A Panoply of Puppets
The exhibits at the MSU Museum can only show a fraction of their collection; many treasures reside in storage until a special exhibit brings them to the public. Among these treasures is the Museum’s little-known puppet collection, which was assembled through generous gifts to the museum by various donors over a number of years — this explains their eclectic nature. The LookOut! Gallery exhibit, “A Panoply of Puppets,” brings to you a cross-section of these puppets, following an RCAH course that explored the power of puppets; the course included a field trip to the Museum storage facility along with construction by students of shadow puppetry items.
The majority of puppets in this exhibit are from Asia, specifically from Cambodia, China, India, Indonesia, Myanmar, Nepal, Sri Lanka, and Thailand. Some overall similarities in their aesthetics are therefore due to shared aspects of their cultural environment. However, there is also a great amount of variation among them, based on each locale’s distinctive cultural practices. Even within one culture, there are regional variations often based on time period, use, or the ideas of an individual artist. It is also important to keep in mind that traditions and cultural practices transcend geopolitical borders, which more often than not cut arbitrarily through cultural landscapes.
From a construction point of view, the displayed puppets range from three-dimensional rod puppets, marionettes (puppets on strings, manipulated from above), and glove puppets, to two-dimensional shadow play puppets.
Another group of puppets that we are delighted to include in this exhibit is from David Lano (1874-1957), who descended from a long line of Italian puppet builders and players and toured the United States with his marionettes and Punch and Judy type glove puppets.
In the US, puppetry has been strongly associated with the realm of childhood and regarded as a lower art form. This is a cultural phenomenon not shared across cultures and is slowly changing in the US itself through the use of puppets in mainstream productions such as Lion King and War Horse.
In Europe, puppetry is at home both in low and high culture. The glove puppet characters Kasper in the German speaking countries, Kašpárek in the Czech Republic, Punch and Judy in England, Pulcinella in Italy, Guignol in France, and Petrushka in Russia are descendants of the human characters of the Italian traditional performance form, Commedia dell’Arte. Their transgressive behavior made them a favorite at fairs and street performances.
Once elaborate marionette operas became fashionable with European nobility, the status of puppetry was briefly elevated. Suddenly, owning a dedicated space for puppet theater signaled status among the Esterhazys and Habsburgs of the 17th and 18th century. It did not take long, though, for this more refined puppetry to take to the streets in the form of the so-called “opera comique.” Now, in addition to itinerant troupes, permanent puppet theaters were established, among which the Salzburg marionette opera is one of the most famous. The overall turn towards naturalistic theater at the end of the 19th century, however, did not serve puppetry well. Some attribute the decline of puppetry to the trend of replicating human actor theater, robbing puppetry of its inherent ability to surpass mere naturalism with moments of magic. As a result, traditional storytelling with puppets suffered. During the early 20th century surrealist and modernist artists briefly rediscovered the power of puppetry arts, but the decline in puppetry as an art form could not be halted.

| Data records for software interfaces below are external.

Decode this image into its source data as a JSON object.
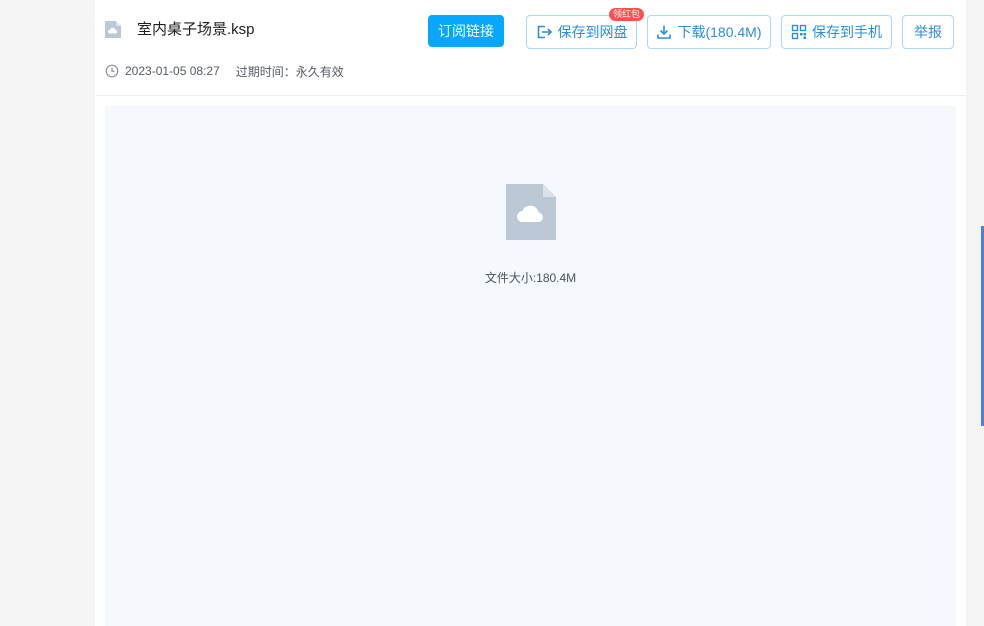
{
  "file": {
    "name": "室内桌子场景.ksp",
    "date": "2023-01-05 08:27",
    "expire": "过期时间：永久有效",
    "size_text": "文件大小:180.4M"
  },
  "actions": {
    "subscribe": "订阅链接",
    "save_to_disk": "保存到网盘",
    "save_badge": "领红包",
    "download": "下载(180.4M)",
    "save_to_phone": "保存到手机",
    "report": "举报"
  },
  "icons": {
    "file": "file-cloud-icon",
    "clock": "clock-icon",
    "save": "save-to-cloud-icon",
    "download": "download-icon",
    "phone": "qr-code-icon",
    "preview": "file-cloud-icon"
  },
  "colors": {
    "accent": "#06a7ff",
    "outline_text": "#2b8fd6",
    "badge": "#ff5050",
    "file_icon": "#bcc8d6"
  }
}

Today, however, we are witnessing yet another puppetry arts revival in the West. The post-dramatic turn has allowed puppets to come into their own. New forms have emerged that may draw on traditional elements, but are grounded in movement-based storytelling instead of narrative. These performances create something entirely new, often a crossover between various theatrical genres that delve into questions of what it means to be human in the 21st century. In the face of recent technological developments, the fundamental questions about human nature are continuously reformulated, reinvigorating a form of artistic expression that has long inquired into the human condition.
With this exhibit, we take a look back at the roots of puppetry in ritual and entertainment. The secret to the continuous and vibrant traditions in Asia, in contrast to Western practice, is the fact that puppets were not supposed to emulate the human world in naturalistic ways, something that post-dramatic theater in the West just recently began to discover.